**** Information provided ****
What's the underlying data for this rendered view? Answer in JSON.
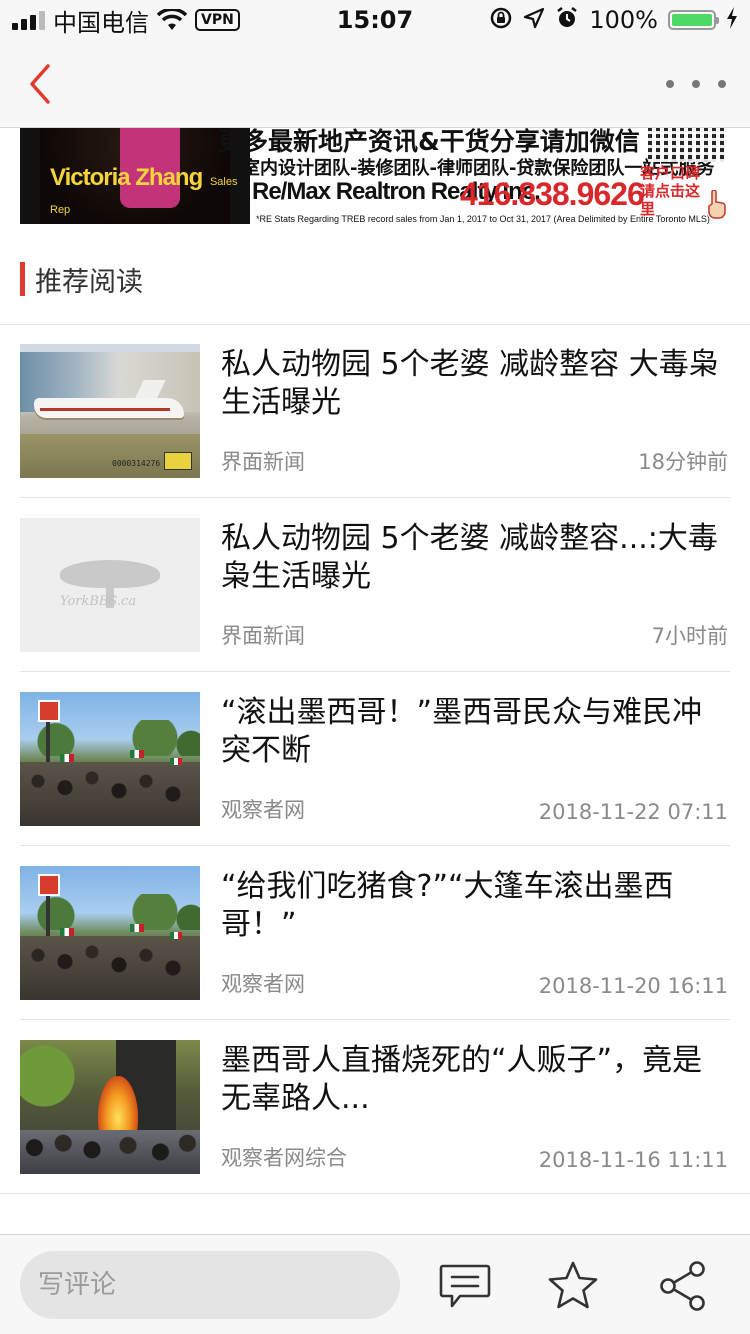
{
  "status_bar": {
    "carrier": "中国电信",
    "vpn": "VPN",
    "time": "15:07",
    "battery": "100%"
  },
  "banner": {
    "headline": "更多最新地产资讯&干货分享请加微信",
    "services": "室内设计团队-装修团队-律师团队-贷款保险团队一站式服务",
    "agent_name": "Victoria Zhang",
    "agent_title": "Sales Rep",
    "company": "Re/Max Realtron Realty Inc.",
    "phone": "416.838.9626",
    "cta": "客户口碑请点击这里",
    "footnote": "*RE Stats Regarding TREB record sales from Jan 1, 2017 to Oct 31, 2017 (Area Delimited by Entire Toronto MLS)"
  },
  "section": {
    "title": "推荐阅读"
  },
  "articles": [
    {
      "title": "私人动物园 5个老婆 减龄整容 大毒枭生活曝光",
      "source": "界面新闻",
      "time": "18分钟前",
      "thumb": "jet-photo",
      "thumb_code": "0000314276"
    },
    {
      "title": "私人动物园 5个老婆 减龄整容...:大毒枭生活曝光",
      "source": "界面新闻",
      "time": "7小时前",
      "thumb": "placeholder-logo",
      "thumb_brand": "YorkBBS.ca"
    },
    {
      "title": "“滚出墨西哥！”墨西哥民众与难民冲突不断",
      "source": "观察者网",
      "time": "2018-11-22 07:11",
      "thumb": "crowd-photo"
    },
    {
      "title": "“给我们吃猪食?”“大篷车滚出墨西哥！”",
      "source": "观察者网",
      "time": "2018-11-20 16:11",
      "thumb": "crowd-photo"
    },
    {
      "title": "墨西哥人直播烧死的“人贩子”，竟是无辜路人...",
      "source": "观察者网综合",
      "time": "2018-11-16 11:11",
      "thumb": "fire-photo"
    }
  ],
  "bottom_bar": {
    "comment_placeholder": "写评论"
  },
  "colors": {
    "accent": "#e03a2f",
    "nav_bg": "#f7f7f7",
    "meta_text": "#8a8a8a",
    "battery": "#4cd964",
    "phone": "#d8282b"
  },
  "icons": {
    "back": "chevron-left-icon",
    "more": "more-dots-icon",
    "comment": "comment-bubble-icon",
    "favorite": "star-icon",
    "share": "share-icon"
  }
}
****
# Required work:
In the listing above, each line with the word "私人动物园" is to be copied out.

# Completed task:
      "title": "私人动物园 5个老婆 减龄整容 大毒枭生活曝光",
      "title": "私人动物园 5个老婆 减龄整容...:大毒枭生活曝光",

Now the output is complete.